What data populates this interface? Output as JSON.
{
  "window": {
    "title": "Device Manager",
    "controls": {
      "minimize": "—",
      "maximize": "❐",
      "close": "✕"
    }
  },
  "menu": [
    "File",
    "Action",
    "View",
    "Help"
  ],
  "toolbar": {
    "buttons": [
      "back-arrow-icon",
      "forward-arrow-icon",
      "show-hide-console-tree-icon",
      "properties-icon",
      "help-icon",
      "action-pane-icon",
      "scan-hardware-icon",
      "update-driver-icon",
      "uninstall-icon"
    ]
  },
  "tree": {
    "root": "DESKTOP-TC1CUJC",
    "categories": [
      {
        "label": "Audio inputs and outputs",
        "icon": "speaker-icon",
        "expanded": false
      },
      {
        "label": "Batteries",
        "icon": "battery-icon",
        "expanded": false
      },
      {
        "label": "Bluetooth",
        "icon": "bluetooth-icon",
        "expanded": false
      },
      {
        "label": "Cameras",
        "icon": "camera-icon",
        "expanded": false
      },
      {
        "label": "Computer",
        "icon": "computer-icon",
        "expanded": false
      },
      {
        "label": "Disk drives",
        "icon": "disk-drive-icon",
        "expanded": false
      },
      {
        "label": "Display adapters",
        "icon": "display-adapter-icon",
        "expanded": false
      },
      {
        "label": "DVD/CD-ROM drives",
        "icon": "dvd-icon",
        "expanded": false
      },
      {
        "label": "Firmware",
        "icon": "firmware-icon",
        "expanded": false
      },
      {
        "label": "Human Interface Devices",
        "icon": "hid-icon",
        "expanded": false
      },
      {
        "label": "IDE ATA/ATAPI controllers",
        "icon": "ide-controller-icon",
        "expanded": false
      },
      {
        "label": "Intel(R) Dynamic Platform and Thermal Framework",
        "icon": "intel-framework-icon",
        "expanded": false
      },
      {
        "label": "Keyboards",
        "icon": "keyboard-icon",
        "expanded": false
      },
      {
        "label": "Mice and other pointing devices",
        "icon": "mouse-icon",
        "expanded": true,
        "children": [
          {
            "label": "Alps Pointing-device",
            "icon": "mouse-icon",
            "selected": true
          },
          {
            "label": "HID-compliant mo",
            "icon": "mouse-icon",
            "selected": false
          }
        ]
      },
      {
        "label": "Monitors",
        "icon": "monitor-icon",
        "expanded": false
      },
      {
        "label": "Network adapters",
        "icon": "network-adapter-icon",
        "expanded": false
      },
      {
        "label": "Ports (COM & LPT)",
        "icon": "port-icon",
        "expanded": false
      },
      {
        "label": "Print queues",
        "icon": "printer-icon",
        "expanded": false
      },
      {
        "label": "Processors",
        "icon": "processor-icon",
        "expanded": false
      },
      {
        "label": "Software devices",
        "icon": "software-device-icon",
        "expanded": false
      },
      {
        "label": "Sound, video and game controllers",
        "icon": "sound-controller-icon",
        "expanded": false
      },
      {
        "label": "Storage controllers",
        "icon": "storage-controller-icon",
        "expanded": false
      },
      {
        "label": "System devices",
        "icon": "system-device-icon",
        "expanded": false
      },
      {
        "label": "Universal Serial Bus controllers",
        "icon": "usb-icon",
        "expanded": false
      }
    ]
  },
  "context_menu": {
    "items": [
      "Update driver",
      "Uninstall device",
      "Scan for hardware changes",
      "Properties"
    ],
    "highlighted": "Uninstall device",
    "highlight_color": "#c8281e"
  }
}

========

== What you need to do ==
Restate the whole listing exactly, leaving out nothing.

== Written reply ==
What data populates this interface? Output as JSON.
{
  "window": {
    "title": "Device Manager",
    "controls": {
      "minimize": "—",
      "maximize": "❐",
      "close": "✕"
    }
  },
  "menu": [
    "File",
    "Action",
    "View",
    "Help"
  ],
  "toolbar": {
    "buttons": [
      "back-arrow-icon",
      "forward-arrow-icon",
      "show-hide-console-tree-icon",
      "properties-icon",
      "help-icon",
      "action-pane-icon",
      "scan-hardware-icon",
      "update-driver-icon",
      "uninstall-icon"
    ]
  },
  "tree": {
    "root": "DESKTOP-TC1CUJC",
    "categories": [
      {
        "label": "Audio inputs and outputs",
        "icon": "speaker-icon",
        "expanded": false
      },
      {
        "label": "Batteries",
        "icon": "battery-icon",
        "expanded": false
      },
      {
        "label": "Bluetooth",
        "icon": "bluetooth-icon",
        "expanded": false
      },
      {
        "label": "Cameras",
        "icon": "camera-icon",
        "expanded": false
      },
      {
        "label": "Computer",
        "icon": "computer-icon",
        "expanded": false
      },
      {
        "label": "Disk drives",
        "icon": "disk-drive-icon",
        "expanded": false
      },
      {
        "label": "Display adapters",
        "icon": "display-adapter-icon",
        "expanded": false
      },
      {
        "label": "DVD/CD-ROM drives",
        "icon": "dvd-icon",
        "expanded": false
      },
      {
        "label": "Firmware",
        "icon": "firmware-icon",
        "expanded": false
      },
      {
        "label": "Human Interface Devices",
        "icon": "hid-icon",
        "expanded": false
      },
      {
        "label": "IDE ATA/ATAPI controllers",
        "icon": "ide-controller-icon",
        "expanded": false
      },
      {
        "label": "Intel(R) Dynamic Platform and Thermal Framework",
        "icon": "intel-framework-icon",
        "expanded": false
      },
      {
        "label": "Keyboards",
        "icon": "keyboard-icon",
        "expanded": false
      },
      {
        "label": "Mice and other pointing devices",
        "icon": "mouse-icon",
        "expanded": true,
        "children": [
          {
            "label": "Alps Pointing-device",
            "icon": "mouse-icon",
            "selected": true
          },
          {
            "label": "HID-compliant mo",
            "icon": "mouse-icon",
            "selected": false
          }
        ]
      },
      {
        "label": "Monitors",
        "icon": "monitor-icon",
        "expanded": false
      },
      {
        "label": "Network adapters",
        "icon": "network-adapter-icon",
        "expanded": false
      },
      {
        "label": "Ports (COM & LPT)",
        "icon": "port-icon",
        "expanded": false
      },
      {
        "label": "Print queues",
        "icon": "printer-icon",
        "expanded": false
      },
      {
        "label": "Processors",
        "icon": "processor-icon",
        "expanded": false
      },
      {
        "label": "Software devices",
        "icon": "software-device-icon",
        "expanded": false
      },
      {
        "label": "Sound, video and game controllers",
        "icon": "sound-controller-icon",
        "expanded": false
      },
      {
        "label": "Storage controllers",
        "icon": "storage-controller-icon",
        "expanded": false
      },
      {
        "label": "System devices",
        "icon": "system-device-icon",
        "expanded": false
      },
      {
        "label": "Universal Serial Bus controllers",
        "icon": "usb-icon",
        "expanded": false
      }
    ]
  },
  "context_menu": {
    "items": [
      "Update driver",
      "Uninstall device",
      "Scan for hardware changes",
      "Properties"
    ],
    "highlighted": "Uninstall device",
    "highlight_color": "#c8281e"
  }
}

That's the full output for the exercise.